* EXERCISE OBJECTIVE *
Every line with the word "JSON" in it should be extracted from the data that follows.

Source records

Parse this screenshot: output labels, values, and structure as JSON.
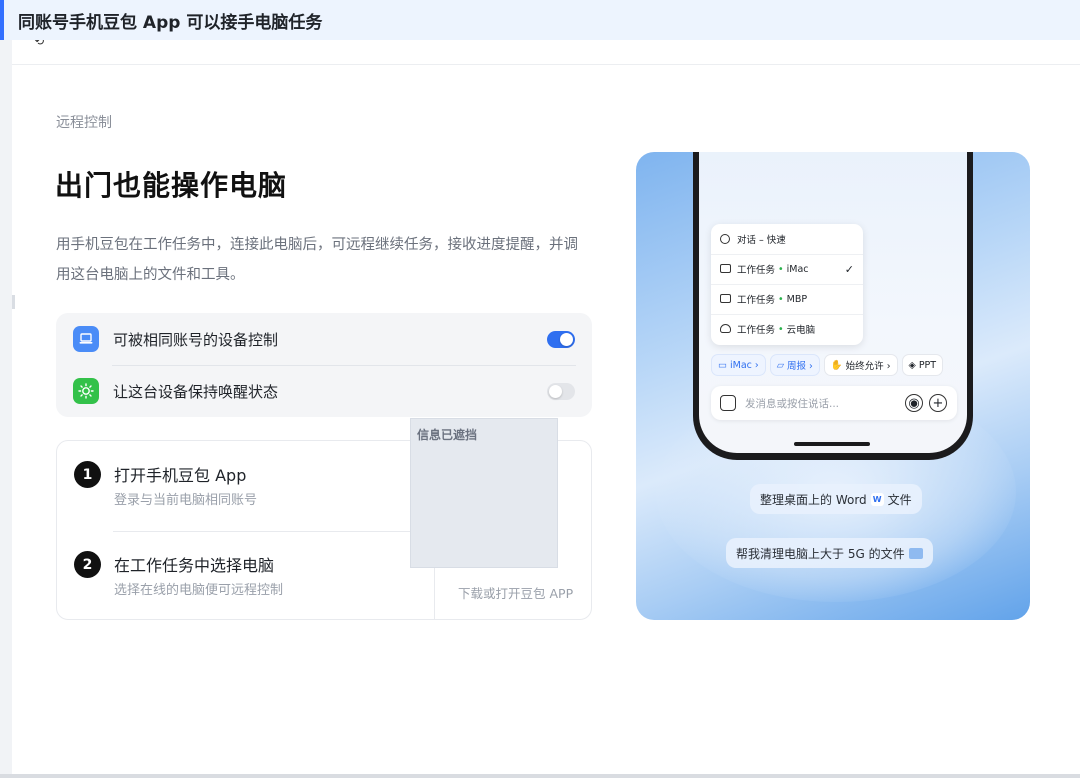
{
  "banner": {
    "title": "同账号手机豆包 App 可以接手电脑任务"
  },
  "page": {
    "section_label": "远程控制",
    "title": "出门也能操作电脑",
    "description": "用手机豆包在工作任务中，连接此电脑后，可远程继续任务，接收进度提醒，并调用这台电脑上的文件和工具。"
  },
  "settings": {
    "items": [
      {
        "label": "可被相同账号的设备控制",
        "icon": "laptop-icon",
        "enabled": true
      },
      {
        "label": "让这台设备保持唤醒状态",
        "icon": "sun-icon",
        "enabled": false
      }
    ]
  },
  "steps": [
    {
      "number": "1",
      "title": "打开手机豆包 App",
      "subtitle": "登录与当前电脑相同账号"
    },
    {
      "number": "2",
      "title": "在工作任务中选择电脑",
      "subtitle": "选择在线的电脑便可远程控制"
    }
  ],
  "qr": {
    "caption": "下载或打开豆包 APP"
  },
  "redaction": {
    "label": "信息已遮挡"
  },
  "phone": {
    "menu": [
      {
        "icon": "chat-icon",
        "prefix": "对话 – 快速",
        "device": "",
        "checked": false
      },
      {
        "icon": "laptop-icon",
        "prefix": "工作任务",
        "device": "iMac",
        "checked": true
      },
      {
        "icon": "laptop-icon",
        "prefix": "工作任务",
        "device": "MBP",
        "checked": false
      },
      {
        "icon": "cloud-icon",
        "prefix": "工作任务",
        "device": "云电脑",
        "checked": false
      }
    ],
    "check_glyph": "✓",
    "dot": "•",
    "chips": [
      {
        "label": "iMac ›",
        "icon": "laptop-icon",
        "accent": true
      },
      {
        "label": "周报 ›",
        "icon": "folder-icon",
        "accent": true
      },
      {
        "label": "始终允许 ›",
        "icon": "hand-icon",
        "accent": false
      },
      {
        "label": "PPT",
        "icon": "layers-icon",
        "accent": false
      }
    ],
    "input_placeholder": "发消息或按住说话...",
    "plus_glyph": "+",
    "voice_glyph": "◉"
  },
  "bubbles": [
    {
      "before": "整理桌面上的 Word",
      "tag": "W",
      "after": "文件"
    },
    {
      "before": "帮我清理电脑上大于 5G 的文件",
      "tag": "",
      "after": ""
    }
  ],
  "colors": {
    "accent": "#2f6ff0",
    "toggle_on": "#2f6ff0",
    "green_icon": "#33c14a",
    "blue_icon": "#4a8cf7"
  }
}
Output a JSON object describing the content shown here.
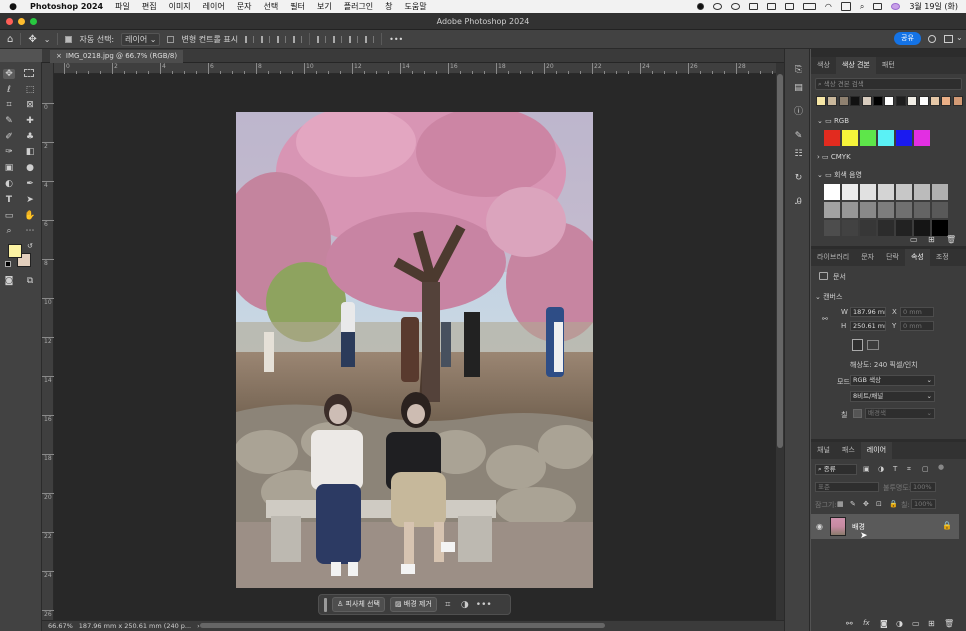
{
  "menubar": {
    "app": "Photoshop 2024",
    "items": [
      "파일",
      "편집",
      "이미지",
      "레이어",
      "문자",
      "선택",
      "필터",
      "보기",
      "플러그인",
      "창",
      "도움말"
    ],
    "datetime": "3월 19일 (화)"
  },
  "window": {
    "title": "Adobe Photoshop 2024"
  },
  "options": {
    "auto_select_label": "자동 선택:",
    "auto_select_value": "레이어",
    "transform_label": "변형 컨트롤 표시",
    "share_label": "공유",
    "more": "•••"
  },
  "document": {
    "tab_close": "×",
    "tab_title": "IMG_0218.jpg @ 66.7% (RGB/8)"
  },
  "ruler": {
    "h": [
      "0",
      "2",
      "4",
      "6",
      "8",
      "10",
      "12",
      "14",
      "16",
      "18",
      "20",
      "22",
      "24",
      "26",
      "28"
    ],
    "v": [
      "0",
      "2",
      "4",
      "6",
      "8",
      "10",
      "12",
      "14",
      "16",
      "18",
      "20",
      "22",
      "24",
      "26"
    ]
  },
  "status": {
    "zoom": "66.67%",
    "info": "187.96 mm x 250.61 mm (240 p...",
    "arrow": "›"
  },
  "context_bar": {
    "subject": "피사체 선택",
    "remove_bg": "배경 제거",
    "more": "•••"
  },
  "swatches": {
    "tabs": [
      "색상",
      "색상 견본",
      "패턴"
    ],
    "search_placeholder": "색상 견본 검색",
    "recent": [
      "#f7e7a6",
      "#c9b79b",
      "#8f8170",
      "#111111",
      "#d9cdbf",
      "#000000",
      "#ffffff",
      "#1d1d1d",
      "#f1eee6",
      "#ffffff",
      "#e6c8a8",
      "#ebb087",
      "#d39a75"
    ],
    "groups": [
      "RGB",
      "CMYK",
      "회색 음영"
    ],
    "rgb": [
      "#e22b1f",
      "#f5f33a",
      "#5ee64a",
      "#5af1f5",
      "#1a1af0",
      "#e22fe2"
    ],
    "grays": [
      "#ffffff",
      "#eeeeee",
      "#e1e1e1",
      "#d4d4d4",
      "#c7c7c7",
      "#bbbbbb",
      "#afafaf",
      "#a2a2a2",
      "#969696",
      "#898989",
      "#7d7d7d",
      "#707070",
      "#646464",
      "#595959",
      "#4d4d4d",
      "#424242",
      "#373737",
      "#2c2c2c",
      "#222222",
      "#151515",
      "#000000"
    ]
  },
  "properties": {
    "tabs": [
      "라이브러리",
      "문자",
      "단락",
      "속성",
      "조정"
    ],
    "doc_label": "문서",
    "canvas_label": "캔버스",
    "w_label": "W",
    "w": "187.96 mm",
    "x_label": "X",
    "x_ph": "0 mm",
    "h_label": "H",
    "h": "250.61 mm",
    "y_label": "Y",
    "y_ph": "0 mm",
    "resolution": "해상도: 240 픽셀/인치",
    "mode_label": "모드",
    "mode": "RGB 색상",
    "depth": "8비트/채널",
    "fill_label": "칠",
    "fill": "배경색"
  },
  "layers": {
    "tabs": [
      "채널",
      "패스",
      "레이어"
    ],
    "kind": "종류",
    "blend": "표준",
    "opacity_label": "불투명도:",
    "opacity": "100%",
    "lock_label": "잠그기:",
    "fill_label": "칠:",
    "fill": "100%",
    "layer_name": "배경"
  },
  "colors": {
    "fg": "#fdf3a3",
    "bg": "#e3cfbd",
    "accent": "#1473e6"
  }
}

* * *

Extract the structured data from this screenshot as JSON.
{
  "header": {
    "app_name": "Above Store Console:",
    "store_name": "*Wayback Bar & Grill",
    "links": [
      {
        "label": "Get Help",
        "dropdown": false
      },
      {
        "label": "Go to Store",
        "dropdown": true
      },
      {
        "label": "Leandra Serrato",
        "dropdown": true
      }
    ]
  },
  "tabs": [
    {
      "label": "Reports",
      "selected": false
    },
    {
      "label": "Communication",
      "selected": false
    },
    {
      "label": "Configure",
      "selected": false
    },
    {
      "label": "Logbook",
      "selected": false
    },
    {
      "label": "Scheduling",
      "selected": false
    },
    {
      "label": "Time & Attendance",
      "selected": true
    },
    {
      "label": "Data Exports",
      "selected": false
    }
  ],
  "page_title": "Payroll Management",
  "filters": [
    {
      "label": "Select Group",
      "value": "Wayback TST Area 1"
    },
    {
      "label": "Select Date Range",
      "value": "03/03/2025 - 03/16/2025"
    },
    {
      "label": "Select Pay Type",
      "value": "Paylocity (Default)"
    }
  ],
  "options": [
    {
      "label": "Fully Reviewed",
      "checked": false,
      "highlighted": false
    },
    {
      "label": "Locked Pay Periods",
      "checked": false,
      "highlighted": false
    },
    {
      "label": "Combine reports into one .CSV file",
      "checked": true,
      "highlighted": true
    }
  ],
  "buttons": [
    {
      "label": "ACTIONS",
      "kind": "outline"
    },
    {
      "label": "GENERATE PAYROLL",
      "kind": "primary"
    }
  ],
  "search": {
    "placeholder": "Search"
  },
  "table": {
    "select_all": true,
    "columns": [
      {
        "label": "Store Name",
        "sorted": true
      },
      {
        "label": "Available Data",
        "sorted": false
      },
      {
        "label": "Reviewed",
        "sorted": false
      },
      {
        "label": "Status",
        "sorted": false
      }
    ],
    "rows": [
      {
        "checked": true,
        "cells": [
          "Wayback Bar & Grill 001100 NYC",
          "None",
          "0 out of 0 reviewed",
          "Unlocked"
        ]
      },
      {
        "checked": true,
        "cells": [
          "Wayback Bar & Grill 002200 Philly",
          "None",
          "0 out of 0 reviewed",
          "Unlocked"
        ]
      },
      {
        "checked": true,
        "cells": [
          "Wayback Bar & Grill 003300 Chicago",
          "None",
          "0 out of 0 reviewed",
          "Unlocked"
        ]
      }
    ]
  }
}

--

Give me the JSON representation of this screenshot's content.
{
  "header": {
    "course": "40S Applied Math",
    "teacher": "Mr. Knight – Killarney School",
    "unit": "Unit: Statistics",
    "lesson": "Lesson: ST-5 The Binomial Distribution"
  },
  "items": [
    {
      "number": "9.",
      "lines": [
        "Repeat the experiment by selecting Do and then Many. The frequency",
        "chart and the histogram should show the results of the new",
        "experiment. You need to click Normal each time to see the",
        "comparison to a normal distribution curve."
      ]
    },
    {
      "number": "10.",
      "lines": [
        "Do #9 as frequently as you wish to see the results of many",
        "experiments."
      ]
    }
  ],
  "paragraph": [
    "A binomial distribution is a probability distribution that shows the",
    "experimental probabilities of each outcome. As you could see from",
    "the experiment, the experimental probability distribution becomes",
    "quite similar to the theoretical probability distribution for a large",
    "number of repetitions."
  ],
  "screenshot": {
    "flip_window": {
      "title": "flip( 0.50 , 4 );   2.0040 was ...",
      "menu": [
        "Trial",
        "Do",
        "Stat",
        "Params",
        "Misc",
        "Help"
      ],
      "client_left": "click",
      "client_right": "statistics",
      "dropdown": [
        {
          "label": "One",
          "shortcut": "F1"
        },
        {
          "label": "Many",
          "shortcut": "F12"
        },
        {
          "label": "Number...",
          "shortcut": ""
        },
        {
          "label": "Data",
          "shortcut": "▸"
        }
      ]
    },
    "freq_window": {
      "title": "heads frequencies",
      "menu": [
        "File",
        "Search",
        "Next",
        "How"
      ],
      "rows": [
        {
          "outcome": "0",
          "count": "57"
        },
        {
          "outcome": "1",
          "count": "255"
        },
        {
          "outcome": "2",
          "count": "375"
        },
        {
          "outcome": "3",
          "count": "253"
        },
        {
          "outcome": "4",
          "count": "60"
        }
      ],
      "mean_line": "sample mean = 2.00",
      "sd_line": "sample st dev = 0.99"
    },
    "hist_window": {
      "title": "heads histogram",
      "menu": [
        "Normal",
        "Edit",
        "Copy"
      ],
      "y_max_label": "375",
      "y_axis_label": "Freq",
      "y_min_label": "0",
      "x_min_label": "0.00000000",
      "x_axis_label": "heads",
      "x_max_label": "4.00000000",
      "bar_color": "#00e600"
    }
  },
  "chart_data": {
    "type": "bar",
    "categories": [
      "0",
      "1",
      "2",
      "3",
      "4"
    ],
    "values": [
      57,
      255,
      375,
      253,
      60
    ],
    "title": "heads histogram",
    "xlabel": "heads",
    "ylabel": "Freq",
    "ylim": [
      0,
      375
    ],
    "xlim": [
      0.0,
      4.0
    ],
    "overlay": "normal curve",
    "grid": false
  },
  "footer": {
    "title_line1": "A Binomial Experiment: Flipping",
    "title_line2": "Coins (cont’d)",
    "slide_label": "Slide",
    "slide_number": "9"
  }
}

* TASK ANSWER *
Parse this screenshot: output labels, values, and structure as JSON.
Output a JSON object describing the content shown here.
Extract the structured data from this screenshot as JSON.
Give me the JSON representation of this screenshot's content.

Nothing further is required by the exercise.